Following early hints of financial fear, adidas has confirmed investors’ Coronavirus (COVID-19) concerns, reports Reuters. The German sports giant is hit even harder than its rivals Nike and PUMA, though none of the companies are entirely unscathed.
adidas shares were down 10% on March 11, following a steady decline over the past few weeks, when the company announced expectations of a €1 billion EUR (approximately $1.1 billion USD) sales drop in greater China due to Coronavirus interference, accompanying a €100 million EUR (approximately $111 million USD) drop in Japan and South Korea. Chief Executive Kasper Rorsted explained to analysts that higher-margin China business is usually a major contributing factor to the company’s overall profits. However, adidas also reported that it reopened nearly half of its 12,000 Chinese stores that have been closed since January 25.
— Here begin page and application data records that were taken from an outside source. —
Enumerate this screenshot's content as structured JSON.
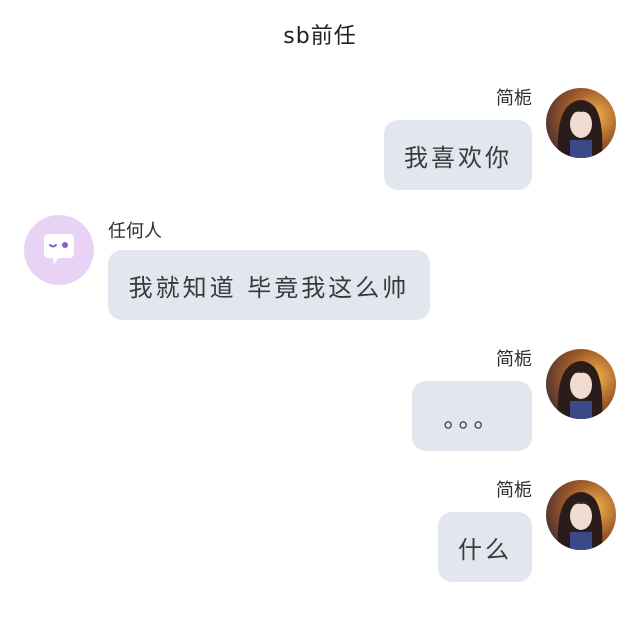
{
  "header": {
    "title": "sb前任"
  },
  "messages": [
    {
      "side": "self",
      "sender": "简栀",
      "text": "我喜欢你",
      "avatar_icon": "user-photo-avatar"
    },
    {
      "side": "other",
      "sender": "任何人",
      "text": "我就知道 毕竟我这么帅",
      "avatar_icon": "wink-chat-bubble-avatar"
    },
    {
      "side": "self",
      "sender": "简栀",
      "text": "。。。",
      "avatar_icon": "user-photo-avatar"
    },
    {
      "side": "self",
      "sender": "简栀",
      "text": "什么",
      "avatar_icon": "user-photo-avatar"
    }
  ],
  "colors": {
    "bubble": "#e2e6ee",
    "other_avatar_bg": "#e9d3f4",
    "other_avatar_icon": "#8a61c8"
  }
}
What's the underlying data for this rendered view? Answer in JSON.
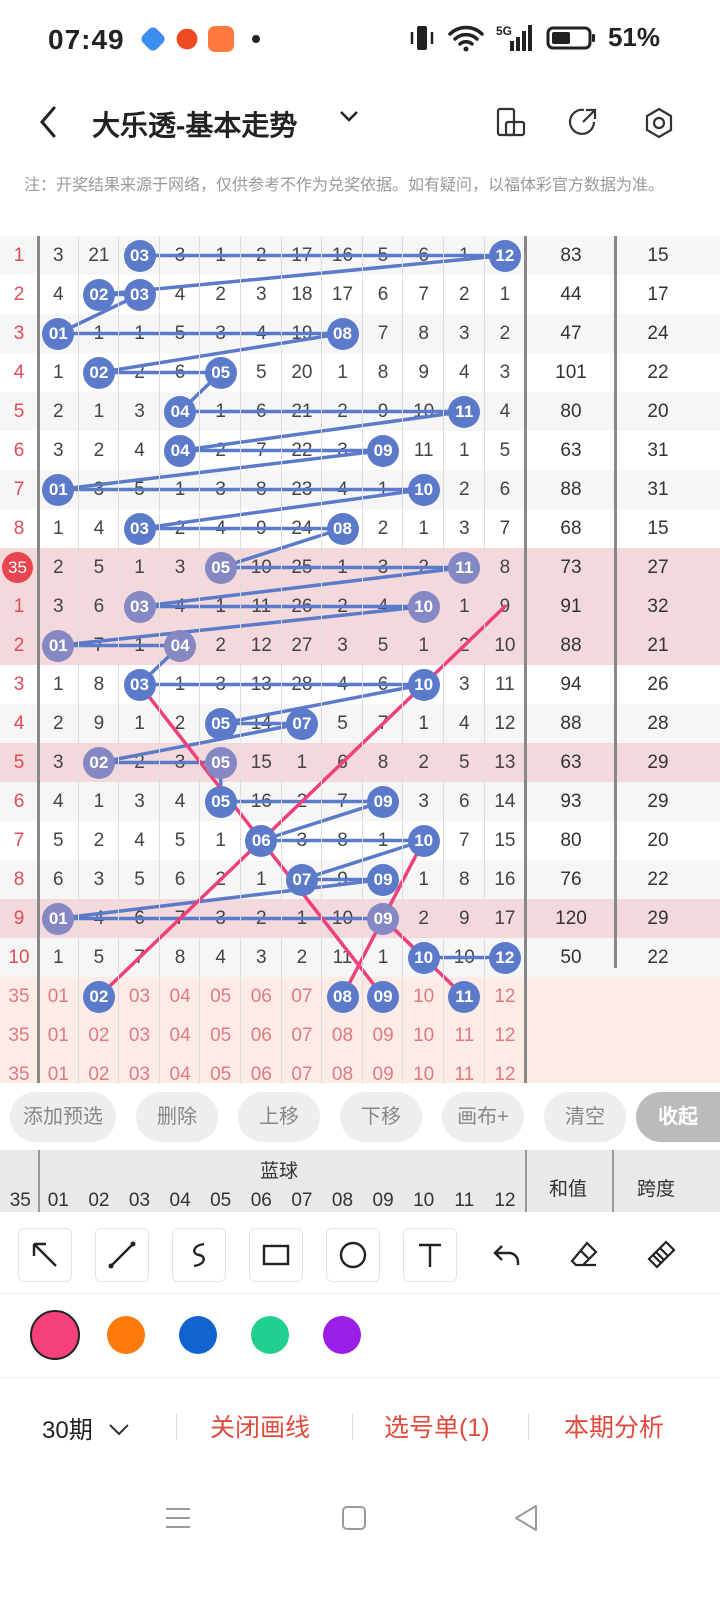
{
  "status": {
    "time": "07:49",
    "battery": "51%",
    "network": "5G"
  },
  "header": {
    "title": "大乐透-基本走势"
  },
  "note": "注：开奖结果来源于网络，仅供参考不作为兑奖依据。如有疑问，以福体彩官方数据为准。",
  "grid": {
    "rows": [
      {
        "idx": "1",
        "cells": [
          "3",
          "21",
          "03",
          "3",
          "1",
          "2",
          "17",
          "16",
          "5",
          "6",
          "1",
          "12"
        ],
        "sum": "83",
        "span": "15",
        "hl": false,
        "balls": [
          2,
          11
        ]
      },
      {
        "idx": "2",
        "cells": [
          "4",
          "02",
          "03",
          "4",
          "2",
          "3",
          "18",
          "17",
          "6",
          "7",
          "2",
          "1"
        ],
        "sum": "44",
        "span": "17",
        "hl": false,
        "balls": [
          1,
          2
        ]
      },
      {
        "idx": "3",
        "cells": [
          "01",
          "1",
          "1",
          "5",
          "3",
          "4",
          "19",
          "08",
          "7",
          "8",
          "3",
          "2"
        ],
        "sum": "47",
        "span": "24",
        "hl": false,
        "balls": [
          0,
          7
        ]
      },
      {
        "idx": "4",
        "cells": [
          "1",
          "02",
          "2",
          "6",
          "05",
          "5",
          "20",
          "1",
          "8",
          "9",
          "4",
          "3"
        ],
        "sum": "101",
        "span": "22",
        "hl": false,
        "balls": [
          1,
          4
        ]
      },
      {
        "idx": "5",
        "cells": [
          "2",
          "1",
          "3",
          "04",
          "1",
          "6",
          "21",
          "2",
          "9",
          "10",
          "11",
          "4"
        ],
        "sum": "80",
        "span": "20",
        "hl": false,
        "balls": [
          3,
          10
        ]
      },
      {
        "idx": "6",
        "cells": [
          "3",
          "2",
          "4",
          "04",
          "2",
          "7",
          "22",
          "3",
          "09",
          "11",
          "1",
          "5"
        ],
        "sum": "63",
        "span": "31",
        "hl": false,
        "balls": [
          3,
          8
        ]
      },
      {
        "idx": "7",
        "cells": [
          "01",
          "3",
          "5",
          "1",
          "3",
          "8",
          "23",
          "4",
          "1",
          "10",
          "2",
          "6"
        ],
        "sum": "88",
        "span": "31",
        "hl": false,
        "balls": [
          0,
          9
        ]
      },
      {
        "idx": "8",
        "cells": [
          "1",
          "4",
          "03",
          "2",
          "4",
          "9",
          "24",
          "08",
          "2",
          "1",
          "3",
          "7"
        ],
        "sum": "68",
        "span": "15",
        "hl": false,
        "balls": [
          2,
          7
        ]
      },
      {
        "idx": "35",
        "cells": [
          "2",
          "5",
          "1",
          "3",
          "05",
          "10",
          "25",
          "1",
          "3",
          "2",
          "11",
          "8"
        ],
        "sum": "73",
        "span": "27",
        "hl": true,
        "balls": [
          4,
          10
        ]
      },
      {
        "idx": "1",
        "cells": [
          "3",
          "6",
          "03",
          "4",
          "1",
          "11",
          "26",
          "2",
          "4",
          "10",
          "1",
          "9"
        ],
        "sum": "91",
        "span": "32",
        "hl": true,
        "balls": [
          2,
          9
        ]
      },
      {
        "idx": "2",
        "cells": [
          "01",
          "7",
          "1",
          "04",
          "2",
          "12",
          "27",
          "3",
          "5",
          "1",
          "2",
          "10"
        ],
        "sum": "88",
        "span": "21",
        "hl": true,
        "balls": [
          0,
          3
        ]
      },
      {
        "idx": "3",
        "cells": [
          "1",
          "8",
          "03",
          "1",
          "3",
          "13",
          "28",
          "4",
          "6",
          "10",
          "3",
          "11"
        ],
        "sum": "94",
        "span": "26",
        "hl": false,
        "balls": [
          2,
          9
        ]
      },
      {
        "idx": "4",
        "cells": [
          "2",
          "9",
          "1",
          "2",
          "05",
          "14",
          "07",
          "5",
          "7",
          "1",
          "4",
          "12"
        ],
        "sum": "88",
        "span": "28",
        "hl": false,
        "balls": [
          4,
          6
        ]
      },
      {
        "idx": "5",
        "cells": [
          "3",
          "02",
          "2",
          "3",
          "05",
          "15",
          "1",
          "6",
          "8",
          "2",
          "5",
          "13"
        ],
        "sum": "63",
        "span": "29",
        "hl": true,
        "balls": [
          1,
          4
        ]
      },
      {
        "idx": "6",
        "cells": [
          "4",
          "1",
          "3",
          "4",
          "05",
          "16",
          "2",
          "7",
          "09",
          "3",
          "6",
          "14"
        ],
        "sum": "93",
        "span": "29",
        "hl": false,
        "balls": [
          4,
          8
        ]
      },
      {
        "idx": "7",
        "cells": [
          "5",
          "2",
          "4",
          "5",
          "1",
          "06",
          "3",
          "8",
          "1",
          "10",
          "7",
          "15"
        ],
        "sum": "80",
        "span": "20",
        "hl": false,
        "balls": [
          5,
          9
        ]
      },
      {
        "idx": "8",
        "cells": [
          "6",
          "3",
          "5",
          "6",
          "2",
          "1",
          "07",
          "9",
          "09",
          "1",
          "8",
          "16"
        ],
        "sum": "76",
        "span": "22",
        "hl": false,
        "balls": [
          6,
          8
        ]
      },
      {
        "idx": "9",
        "cells": [
          "01",
          "4",
          "6",
          "7",
          "3",
          "2",
          "1",
          "10",
          "09",
          "2",
          "9",
          "17"
        ],
        "sum": "120",
        "span": "29",
        "hl": true,
        "balls": [
          0,
          8
        ]
      },
      {
        "idx": "10",
        "cells": [
          "1",
          "5",
          "7",
          "8",
          "4",
          "3",
          "2",
          "11",
          "1",
          "10",
          "10",
          "12"
        ],
        "sum": "50",
        "span": "22",
        "hl": false,
        "balls": [
          9,
          11
        ]
      }
    ],
    "predict": [
      {
        "idx": "35",
        "cells": [
          "01",
          "02",
          "03",
          "04",
          "05",
          "06",
          "07",
          "08",
          "09",
          "10",
          "11",
          "12"
        ],
        "balls": [
          1,
          7,
          8,
          10
        ]
      },
      {
        "idx": "35",
        "cells": [
          "01",
          "02",
          "03",
          "04",
          "05",
          "06",
          "07",
          "08",
          "09",
          "10",
          "11",
          "12"
        ],
        "balls": []
      },
      {
        "idx": "35",
        "cells": [
          "01",
          "02",
          "03",
          "04",
          "05",
          "06",
          "07",
          "08",
          "09",
          "10",
          "11",
          "12"
        ],
        "balls": []
      }
    ]
  },
  "actions": [
    "添加预选",
    "删除",
    "上移",
    "下移",
    "画布+",
    "清空",
    "收起"
  ],
  "bottom_header": {
    "section": "蓝球",
    "sum": "和值",
    "span": "跨度",
    "first": "35",
    "cols": [
      "01",
      "02",
      "03",
      "04",
      "05",
      "06",
      "07",
      "08",
      "09",
      "10",
      "11",
      "12"
    ]
  },
  "tools": [
    "arrow-tool",
    "line-tool",
    "curve-tool",
    "rect-tool",
    "circle-tool",
    "text-tool",
    "undo-tool",
    "eraser-tool",
    "clear-tool"
  ],
  "palette": [
    "#f5407a",
    "#ff7a0c",
    "#1163cf",
    "#21d08f",
    "#9b1ee8"
  ],
  "bottom": {
    "period": "30期",
    "close_draw": "关闭画线",
    "pick_list": "选号单(1)",
    "analysis": "本期分析"
  }
}
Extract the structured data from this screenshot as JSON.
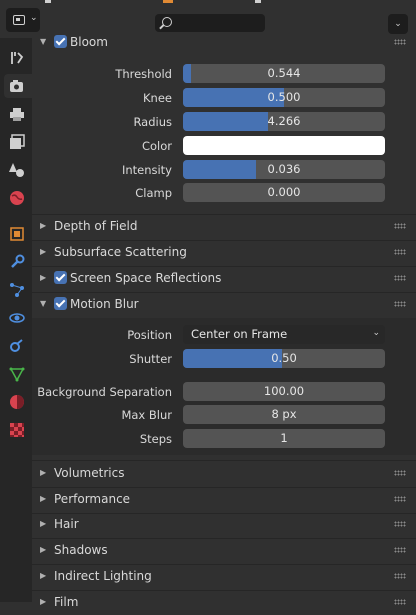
{
  "header": {
    "editor_type_icon": "properties-editor-icon",
    "search_icon": "search-icon"
  },
  "tabs": [
    {
      "name": "tool-tab",
      "icon": "wrench-screwdriver-icon",
      "color": "#cfcfcf"
    },
    {
      "name": "render-tab",
      "icon": "camera-back-icon",
      "color": "#cfcfcf",
      "active": true
    },
    {
      "name": "output-tab",
      "icon": "printer-icon",
      "color": "#cfcfcf"
    },
    {
      "name": "view-layer-tab",
      "icon": "image-stack-icon",
      "color": "#cfcfcf"
    },
    {
      "name": "scene-tab",
      "icon": "cone-sphere-icon",
      "color": "#cfcfcf"
    },
    {
      "name": "world-tab",
      "icon": "world-icon",
      "color": "#d9434f"
    },
    {
      "name": "object-tab",
      "icon": "square-object-icon",
      "color": "#e08a34"
    },
    {
      "name": "modifiers-tab",
      "icon": "wrench-icon",
      "color": "#4f8fe0"
    },
    {
      "name": "particles-tab",
      "icon": "particles-icon",
      "color": "#4f8fe0"
    },
    {
      "name": "physics-tab",
      "icon": "physics-orbit-icon",
      "color": "#4f8fe0"
    },
    {
      "name": "constraints-tab",
      "icon": "constraint-icon",
      "color": "#4f8fe0"
    },
    {
      "name": "data-tab",
      "icon": "triangle-mesh-icon",
      "color": "#49b54a"
    },
    {
      "name": "material-tab",
      "icon": "material-sphere-icon",
      "color": "#d9434f"
    },
    {
      "name": "texture-tab",
      "icon": "checker-texture-icon",
      "color": "#d9434f"
    }
  ],
  "bloom": {
    "title": "Bloom",
    "enabled": true,
    "fields": [
      {
        "label": "Threshold",
        "value": "0.544",
        "fill": 0.04
      },
      {
        "label": "Knee",
        "value": "0.500",
        "fill": 0.5
      },
      {
        "label": "Radius",
        "value": "4.266",
        "fill": 0.42
      },
      {
        "label": "Color",
        "value": "",
        "color": "#ffffff"
      },
      {
        "label": "Intensity",
        "value": "0.036",
        "fill": 0.36
      },
      {
        "label": "Clamp",
        "value": "0.000",
        "fill": 0
      }
    ]
  },
  "collapsed_panels_top": [
    {
      "title": "Depth of Field",
      "checkbox": false
    },
    {
      "title": "Subsurface Scattering",
      "checkbox": false
    },
    {
      "title": "Screen Space Reflections",
      "checkbox": true,
      "enabled": true
    }
  ],
  "motion_blur": {
    "title": "Motion Blur",
    "enabled": true,
    "position": {
      "label": "Position",
      "value": "Center on Frame"
    },
    "shutter": {
      "label": "Shutter",
      "value": "0.50",
      "fill": 0.5
    },
    "background_separation": {
      "label": "Background Separation",
      "value": "100.00"
    },
    "max_blur": {
      "label": "Max Blur",
      "value": "8 px"
    },
    "steps": {
      "label": "Steps",
      "value": "1"
    }
  },
  "collapsed_panels_bottom": [
    {
      "title": "Volumetrics"
    },
    {
      "title": "Performance"
    },
    {
      "title": "Hair"
    },
    {
      "title": "Shadows"
    },
    {
      "title": "Indirect Lighting"
    },
    {
      "title": "Film"
    }
  ],
  "colors": {
    "accent_blue": "#4772b3",
    "panel_bg": "#303030",
    "field_bg": "#545454"
  }
}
With various major sporting events postponed, canceled and quarentined, adidas may be in for rougher waters still. Rorsted noted that if the Tokyo Olympics and Euro 2020 were canceled, adidas may lose up to €70 million EUR (approximately $78 million USD) in sales — the latter event is a particularly big sales driver — but he remains positive about adidas’ underlying health and isn’t considering any job cuts.
Meanwhile, Nike has seen a 3% dip, while PUMA is down by about 3.2%. Initially, PUMA remained confident that business would soon normalize, but recently forecast less optimistic results. “Given the duration of the situation in China, the negative impact in other Asian countries and now also the spread to Europe and the U.S.,” PUMA said in a statement. “We unfortunately have to conclude that a short-term normalization will not occur.”
In slightly more optimistic news, adidas predicted currency-neutral sales to increase by 6%-8% in 2020 overall, with a rise in operating margin from 10.5%-11.8%, though this is based on a return to normal business in the latter portion of the year.